James Stuart Gordon, Baron Gordon of Strathblane CBE (born 17 May 1936) was a Scottish businessman and manager.
Abdul Halim Khaddam was a Syrian politician who was Vice President of Syria from 1984 to 2005. He was one of the few Sunni Muslims to make it to the top of the Alawite-dominated Syrian leadership. He was long known as a loyalist of Hafez Assad, and held a strong position within the Syrian government until he resigned his positions and fled the country in 2005 in protest against certain policies of Hafez's son and successor, Bashar Assad.
Reimar Lüst was a German astrophysicist. He worked in European space science from its beginning, as the scientific director of the European Space Research Organisation (ESRO) from 1962 and as Director General of the European Space Agency (ESA) from 1984 until 1990.

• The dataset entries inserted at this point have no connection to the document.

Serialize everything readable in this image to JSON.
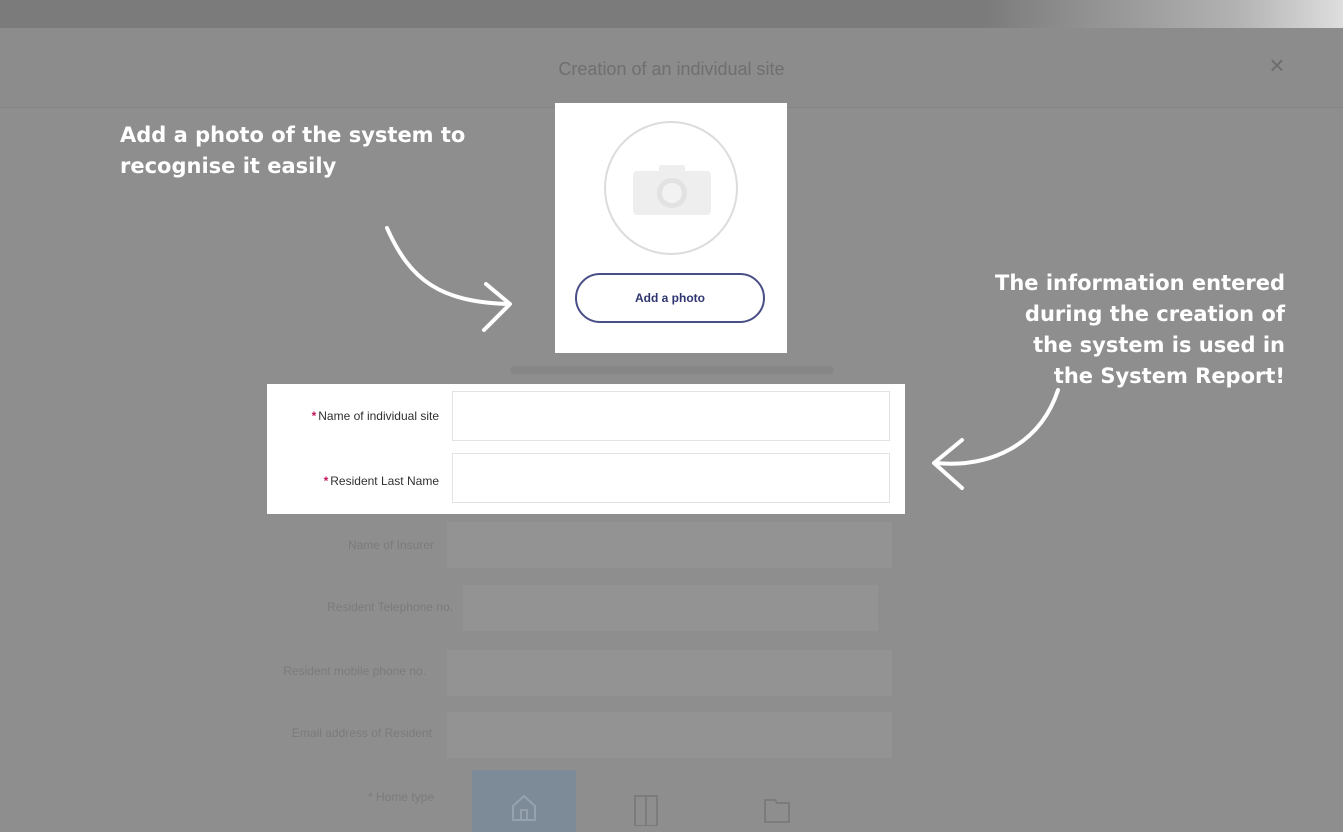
{
  "status_bar": {
    "left": "",
    "right": ""
  },
  "app_bar": {
    "title": "Creation of an individual site",
    "close_label": "×"
  },
  "photo": {
    "add_photo_label": "Add a photo"
  },
  "form": {
    "fields": [
      {
        "label": "Name of individual site",
        "required": "*",
        "value": ""
      },
      {
        "label": "Resident Last Name",
        "required": "*",
        "value": ""
      }
    ],
    "background_fields": [
      {
        "label": "Name of Insurer"
      },
      {
        "label": "Resident Telephone no."
      },
      {
        "label": "Resident mobile phone no."
      },
      {
        "label": "Email address of Resident"
      },
      {
        "label": "* Home type"
      }
    ]
  },
  "annotations": {
    "left": "Add a photo of the system to recognise it easily",
    "right": "The information entered during the creation of the system is used in the System Report!"
  }
}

Zoltán Peskó (15 February 1937 – 31 March 2020) was a Hungarian conductor and composer who held leading positions at German, Italian and Portuguese opera houses and orchestras, including the Deutsche Oper Berlin, Teatro Comunale di Bologna, La Fenice and Teatro Nacional de São Carlos. He was a regular conductor at La Scala, where he promoted contemporary opera.
James Anthony "Jim" Redden Jr. (born March 13, 1929) was a judge and politician from the U.S. state of Oregon. Since 1980, he has served as a District Court Judge for the United States District Court for the District of Oregon; he took Senior Status in 1995. Before appointment to the bench, he was a trial attorney, and a career Democratic politician, serving as a legislator and in two of the state's constitutional offices, Treasurer and Attorney General. As a politician, he was a key figure in some of Oregon's most groundbreaking legislative initiatives, including brokering the deal which brought passage of the state's 1967 public beach access law. Many of the cases he has heard in his quarter of a century on the federal bench gained national attention, often sparking controversy, including
Wallace Roney (born May 25, 1960) was an American jazz (hard bop and post-bop) trumpeter. Roney took lessons from Clark Terry and Dizzy Gillespie and studied with Miles Davis from 1985 until the latter's death in 1991. Wallace credits Davis as having helped to challenge and shape his creative approach to life as well as being his music instructor, mentor and friend; indeed he holds the distinction of being the only trumpet player Davis ever personally mentored.
Kiyoshi Sasabe, born January 8, 1958 in Shimonoseki, Yamaguchi) was a Japanese film director.
Leonid Genrikovich Zorin (born 1924) was a Russian dramatist, born in Baku, Azerbaijan, and studied at Azerbaijan University and at the Maxim Gorky Literature Institute in Moscow. His most performed work is A Warsaw Melody (1967).
Hilary Dwyer (born 6 May 1945, in Liverpool, Lancashire) was a former actress, businessperson and film producer.
Manolis Glezos was a Greek left wing politician and writer, best known for his participation in the World War II resistance.
Ivo Mahlknecht (born 21 May 1939) was a retired Italian alpine skier. He competed at the 1964 and 1968 Winter Olympics in the downhill, slalom and giant slalom events with the best result of sixth place in the downhill in 1968.
William Harrison "Bill" Withers, Jr. (born July 4, 1938) was an American singer-songwriter and musician who performed and recorded from 1970 until 1985. He recorded several major hits, including "Lean on Me", "Ain't No Sunshine", "Use Me", "Just the Two of Us", "Lovely Day", and "Grandma's Hands". Withers won three Grammy Awards and was nominated for four more. His life was the subject of the 2009 documentary film Still Bill. He was inducted into the Rock and Roll Hall of Fame in 2015.